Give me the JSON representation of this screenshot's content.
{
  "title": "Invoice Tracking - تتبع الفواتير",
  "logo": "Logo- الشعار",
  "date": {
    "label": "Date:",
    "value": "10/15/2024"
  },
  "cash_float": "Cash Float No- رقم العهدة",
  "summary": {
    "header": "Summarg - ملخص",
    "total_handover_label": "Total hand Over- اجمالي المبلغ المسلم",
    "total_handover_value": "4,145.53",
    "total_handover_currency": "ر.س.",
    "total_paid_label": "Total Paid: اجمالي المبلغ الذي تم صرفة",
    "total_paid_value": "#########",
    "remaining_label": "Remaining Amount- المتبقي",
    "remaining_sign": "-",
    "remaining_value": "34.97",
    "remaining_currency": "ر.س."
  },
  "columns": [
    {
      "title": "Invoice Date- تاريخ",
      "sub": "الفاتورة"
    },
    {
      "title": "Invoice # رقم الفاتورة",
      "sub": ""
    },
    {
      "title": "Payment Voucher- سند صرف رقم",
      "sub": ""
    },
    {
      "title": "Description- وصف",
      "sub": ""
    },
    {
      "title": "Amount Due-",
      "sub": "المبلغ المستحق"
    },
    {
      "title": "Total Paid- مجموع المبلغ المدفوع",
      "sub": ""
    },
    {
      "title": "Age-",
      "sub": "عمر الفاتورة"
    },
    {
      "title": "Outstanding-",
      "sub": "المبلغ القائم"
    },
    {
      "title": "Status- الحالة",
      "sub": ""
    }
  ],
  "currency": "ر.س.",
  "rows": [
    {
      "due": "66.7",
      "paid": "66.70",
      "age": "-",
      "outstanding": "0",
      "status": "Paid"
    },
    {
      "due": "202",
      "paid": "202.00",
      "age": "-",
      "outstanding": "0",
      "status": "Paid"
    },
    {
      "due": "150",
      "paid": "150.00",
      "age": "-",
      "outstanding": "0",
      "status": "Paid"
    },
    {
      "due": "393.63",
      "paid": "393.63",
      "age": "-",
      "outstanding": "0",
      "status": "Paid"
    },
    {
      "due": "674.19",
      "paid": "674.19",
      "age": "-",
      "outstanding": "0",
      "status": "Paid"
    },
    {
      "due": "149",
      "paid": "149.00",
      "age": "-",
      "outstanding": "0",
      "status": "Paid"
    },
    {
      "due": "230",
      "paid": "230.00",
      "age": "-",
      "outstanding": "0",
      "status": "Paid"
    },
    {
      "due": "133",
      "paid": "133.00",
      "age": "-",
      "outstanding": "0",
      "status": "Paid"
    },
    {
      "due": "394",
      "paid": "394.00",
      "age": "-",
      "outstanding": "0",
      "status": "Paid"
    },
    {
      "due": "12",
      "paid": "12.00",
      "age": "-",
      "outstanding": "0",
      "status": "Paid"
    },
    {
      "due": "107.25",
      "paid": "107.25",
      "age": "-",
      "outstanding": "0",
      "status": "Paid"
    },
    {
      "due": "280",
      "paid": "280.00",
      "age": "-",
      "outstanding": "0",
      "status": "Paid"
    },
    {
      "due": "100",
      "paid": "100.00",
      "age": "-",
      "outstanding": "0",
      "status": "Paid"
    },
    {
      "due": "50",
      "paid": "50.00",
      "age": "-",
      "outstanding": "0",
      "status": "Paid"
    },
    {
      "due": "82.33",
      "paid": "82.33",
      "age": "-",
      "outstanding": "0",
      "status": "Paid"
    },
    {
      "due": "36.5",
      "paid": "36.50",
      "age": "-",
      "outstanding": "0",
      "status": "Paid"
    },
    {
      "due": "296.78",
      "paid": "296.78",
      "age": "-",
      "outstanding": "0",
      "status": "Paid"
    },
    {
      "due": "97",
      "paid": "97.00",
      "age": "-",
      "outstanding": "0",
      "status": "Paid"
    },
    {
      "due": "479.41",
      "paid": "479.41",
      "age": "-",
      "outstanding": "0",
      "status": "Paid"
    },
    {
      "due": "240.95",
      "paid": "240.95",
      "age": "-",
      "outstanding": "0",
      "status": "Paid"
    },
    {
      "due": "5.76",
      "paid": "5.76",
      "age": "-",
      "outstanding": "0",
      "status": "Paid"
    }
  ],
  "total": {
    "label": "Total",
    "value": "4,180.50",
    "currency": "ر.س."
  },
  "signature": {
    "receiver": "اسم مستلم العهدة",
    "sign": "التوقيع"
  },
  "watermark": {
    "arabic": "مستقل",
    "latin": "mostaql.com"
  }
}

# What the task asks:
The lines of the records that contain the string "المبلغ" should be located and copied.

# Answer section:
    "total_handover_label": "Total hand Over- اجمالي المبلغ المسلم",
    "total_paid_label": "Total Paid: اجمالي المبلغ الذي تم صرفة",
      "sub": "المبلغ المستحق"
      "title": "Total Paid- مجموع المبلغ المدفوع",
      "sub": "المبلغ القائم"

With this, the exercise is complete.